▸ **Extracted data entries**
BEGIN

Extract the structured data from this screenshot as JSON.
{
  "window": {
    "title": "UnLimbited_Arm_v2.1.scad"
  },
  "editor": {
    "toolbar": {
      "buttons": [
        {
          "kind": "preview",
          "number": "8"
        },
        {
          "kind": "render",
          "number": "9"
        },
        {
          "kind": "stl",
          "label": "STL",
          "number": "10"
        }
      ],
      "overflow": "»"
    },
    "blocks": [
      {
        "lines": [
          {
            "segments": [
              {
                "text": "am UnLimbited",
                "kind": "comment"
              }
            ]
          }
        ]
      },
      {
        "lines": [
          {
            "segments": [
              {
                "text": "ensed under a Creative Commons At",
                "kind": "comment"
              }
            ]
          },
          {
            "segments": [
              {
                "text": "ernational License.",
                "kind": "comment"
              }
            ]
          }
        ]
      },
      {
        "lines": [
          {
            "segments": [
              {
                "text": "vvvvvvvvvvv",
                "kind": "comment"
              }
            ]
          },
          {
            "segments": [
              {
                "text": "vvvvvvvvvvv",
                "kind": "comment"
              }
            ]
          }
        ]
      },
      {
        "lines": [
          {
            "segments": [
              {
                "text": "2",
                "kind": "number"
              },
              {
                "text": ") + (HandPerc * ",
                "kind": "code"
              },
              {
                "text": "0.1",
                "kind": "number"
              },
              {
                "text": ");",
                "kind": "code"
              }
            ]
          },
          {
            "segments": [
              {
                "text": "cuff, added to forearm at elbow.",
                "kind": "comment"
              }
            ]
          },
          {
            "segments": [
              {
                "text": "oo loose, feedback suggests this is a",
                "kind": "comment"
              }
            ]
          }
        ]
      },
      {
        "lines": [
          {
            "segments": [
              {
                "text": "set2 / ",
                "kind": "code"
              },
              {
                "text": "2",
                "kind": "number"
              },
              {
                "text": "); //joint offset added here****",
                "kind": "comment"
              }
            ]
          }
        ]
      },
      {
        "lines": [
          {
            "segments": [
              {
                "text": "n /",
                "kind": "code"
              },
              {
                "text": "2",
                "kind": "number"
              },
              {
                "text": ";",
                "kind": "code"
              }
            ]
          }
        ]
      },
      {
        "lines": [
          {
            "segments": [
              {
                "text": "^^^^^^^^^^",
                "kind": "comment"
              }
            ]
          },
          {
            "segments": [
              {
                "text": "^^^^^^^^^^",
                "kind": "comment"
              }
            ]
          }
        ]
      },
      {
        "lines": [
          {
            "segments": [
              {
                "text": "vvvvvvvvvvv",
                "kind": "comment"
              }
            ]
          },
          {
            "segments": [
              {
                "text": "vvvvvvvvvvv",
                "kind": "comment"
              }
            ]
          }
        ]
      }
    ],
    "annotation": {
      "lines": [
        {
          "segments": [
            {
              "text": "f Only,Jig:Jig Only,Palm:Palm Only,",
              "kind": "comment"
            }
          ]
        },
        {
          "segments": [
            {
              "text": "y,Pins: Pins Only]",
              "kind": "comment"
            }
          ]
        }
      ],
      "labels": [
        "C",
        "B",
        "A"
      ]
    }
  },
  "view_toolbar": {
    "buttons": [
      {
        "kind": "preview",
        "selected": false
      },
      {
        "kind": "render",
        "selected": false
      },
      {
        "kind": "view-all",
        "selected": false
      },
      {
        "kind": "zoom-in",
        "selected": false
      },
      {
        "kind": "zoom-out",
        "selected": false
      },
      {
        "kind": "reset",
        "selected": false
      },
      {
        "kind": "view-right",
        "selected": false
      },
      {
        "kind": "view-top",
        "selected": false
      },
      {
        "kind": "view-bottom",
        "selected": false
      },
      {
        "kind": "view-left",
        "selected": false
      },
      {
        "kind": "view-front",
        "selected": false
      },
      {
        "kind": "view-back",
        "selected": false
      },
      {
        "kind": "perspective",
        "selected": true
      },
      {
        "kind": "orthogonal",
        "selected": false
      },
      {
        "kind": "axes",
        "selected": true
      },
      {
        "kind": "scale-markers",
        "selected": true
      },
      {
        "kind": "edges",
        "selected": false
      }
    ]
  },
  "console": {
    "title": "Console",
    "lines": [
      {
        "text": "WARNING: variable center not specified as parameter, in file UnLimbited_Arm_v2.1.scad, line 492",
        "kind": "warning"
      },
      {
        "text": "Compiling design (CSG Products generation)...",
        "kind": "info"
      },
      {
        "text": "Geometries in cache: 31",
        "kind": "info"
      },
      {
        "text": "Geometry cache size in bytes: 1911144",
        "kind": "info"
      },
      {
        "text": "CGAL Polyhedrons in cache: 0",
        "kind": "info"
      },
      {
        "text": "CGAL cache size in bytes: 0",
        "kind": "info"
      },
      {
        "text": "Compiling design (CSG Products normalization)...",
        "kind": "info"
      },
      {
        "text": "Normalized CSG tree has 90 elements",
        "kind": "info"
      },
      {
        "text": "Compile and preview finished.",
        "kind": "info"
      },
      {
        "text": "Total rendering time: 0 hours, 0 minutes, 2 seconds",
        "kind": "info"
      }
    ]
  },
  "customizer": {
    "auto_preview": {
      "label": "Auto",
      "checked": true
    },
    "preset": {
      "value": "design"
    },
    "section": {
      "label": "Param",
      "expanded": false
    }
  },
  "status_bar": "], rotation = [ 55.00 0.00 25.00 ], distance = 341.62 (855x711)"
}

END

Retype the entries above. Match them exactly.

Extract the structured data from this screenshot as JSON.
{
  "window": {
    "title": "UnLimbited_Arm_v2.1.scad"
  },
  "editor": {
    "toolbar": {
      "buttons": [
        {
          "kind": "preview",
          "number": "8"
        },
        {
          "kind": "render",
          "number": "9"
        },
        {
          "kind": "stl",
          "label": "STL",
          "number": "10"
        }
      ],
      "overflow": "»"
    },
    "blocks": [
      {
        "lines": [
          {
            "segments": [
              {
                "text": "am UnLimbited",
                "kind": "comment"
              }
            ]
          }
        ]
      },
      {
        "lines": [
          {
            "segments": [
              {
                "text": "ensed under a Creative Commons At",
                "kind": "comment"
              }
            ]
          },
          {
            "segments": [
              {
                "text": "ernational License.",
                "kind": "comment"
              }
            ]
          }
        ]
      },
      {
        "lines": [
          {
            "segments": [
              {
                "text": "vvvvvvvvvvv",
                "kind": "comment"
              }
            ]
          },
          {
            "segments": [
              {
                "text": "vvvvvvvvvvv",
                "kind": "comment"
              }
            ]
          }
        ]
      },
      {
        "lines": [
          {
            "segments": [
              {
                "text": "2",
                "kind": "number"
              },
              {
                "text": ") + (HandPerc * ",
                "kind": "code"
              },
              {
                "text": "0.1",
                "kind": "number"
              },
              {
                "text": ");",
                "kind": "code"
              }
            ]
          },
          {
            "segments": [
              {
                "text": "cuff, added to forearm at elbow.",
                "kind": "comment"
              }
            ]
          },
          {
            "segments": [
              {
                "text": "oo loose, feedback suggests this is a",
                "kind": "comment"
              }
            ]
          }
        ]
      },
      {
        "lines": [
          {
            "segments": [
              {
                "text": "set2 / ",
                "kind": "code"
              },
              {
                "text": "2",
                "kind": "number"
              },
              {
                "text": "); //joint offset added here****",
                "kind": "comment"
              }
            ]
          }
        ]
      },
      {
        "lines": [
          {
            "segments": [
              {
                "text": "n /",
                "kind": "code"
              },
              {
                "text": "2",
                "kind": "number"
              },
              {
                "text": ";",
                "kind": "code"
              }
            ]
          }
        ]
      },
      {
        "lines": [
          {
            "segments": [
              {
                "text": "^^^^^^^^^^",
                "kind": "comment"
              }
            ]
          },
          {
            "segments": [
              {
                "text": "^^^^^^^^^^",
                "kind": "comment"
              }
            ]
          }
        ]
      },
      {
        "lines": [
          {
            "segments": [
              {
                "text": "vvvvvvvvvvv",
                "kind": "comment"
              }
            ]
          },
          {
            "segments": [
              {
                "text": "vvvvvvvvvvv",
                "kind": "comment"
              }
            ]
          }
        ]
      }
    ],
    "annotation": {
      "lines": [
        {
          "segments": [
            {
              "text": "f Only,Jig:Jig Only,Palm:Palm Only,",
              "kind": "comment"
            }
          ]
        },
        {
          "segments": [
            {
              "text": "y,Pins: Pins Only]",
              "kind": "comment"
            }
          ]
        }
      ],
      "labels": [
        "C",
        "B",
        "A"
      ]
    }
  },
  "view_toolbar": {
    "buttons": [
      {
        "kind": "preview",
        "selected": false
      },
      {
        "kind": "render",
        "selected": false
      },
      {
        "kind": "view-all",
        "selected": false
      },
      {
        "kind": "zoom-in",
        "selected": false
      },
      {
        "kind": "zoom-out",
        "selected": false
      },
      {
        "kind": "reset",
        "selected": false
      },
      {
        "kind": "view-right",
        "selected": false
      },
      {
        "kind": "view-top",
        "selected": false
      },
      {
        "kind": "view-bottom",
        "selected": false
      },
      {
        "kind": "view-left",
        "selected": false
      },
      {
        "kind": "view-front",
        "selected": false
      },
      {
        "kind": "view-back",
        "selected": false
      },
      {
        "kind": "perspective",
        "selected": true
      },
      {
        "kind": "orthogonal",
        "selected": false
      },
      {
        "kind": "axes",
        "selected": true
      },
      {
        "kind": "scale-markers",
        "selected": true
      },
      {
        "kind": "edges",
        "selected": false
      }
    ]
  },
  "console": {
    "title": "Console",
    "lines": [
      {
        "text": "WARNING: variable center not specified as parameter, in file UnLimbited_Arm_v2.1.scad, line 492",
        "kind": "warning"
      },
      {
        "text": "Compiling design (CSG Products generation)...",
        "kind": "info"
      },
      {
        "text": "Geometries in cache: 31",
        "kind": "info"
      },
      {
        "text": "Geometry cache size in bytes: 1911144",
        "kind": "info"
      },
      {
        "text": "CGAL Polyhedrons in cache: 0",
        "kind": "info"
      },
      {
        "text": "CGAL cache size in bytes: 0",
        "kind": "info"
      },
      {
        "text": "Compiling design (CSG Products normalization)...",
        "kind": "info"
      },
      {
        "text": "Normalized CSG tree has 90 elements",
        "kind": "info"
      },
      {
        "text": "Compile and preview finished.",
        "kind": "info"
      },
      {
        "text": "Total rendering time: 0 hours, 0 minutes, 2 seconds",
        "kind": "info"
      }
    ]
  },
  "customizer": {
    "auto_preview": {
      "label": "Auto",
      "checked": true
    },
    "preset": {
      "value": "design"
    },
    "section": {
      "label": "Param",
      "expanded": false
    }
  },
  "status_bar": "], rotation = [ 55.00 0.00 25.00 ], distance = 341.62 (855x711)"
}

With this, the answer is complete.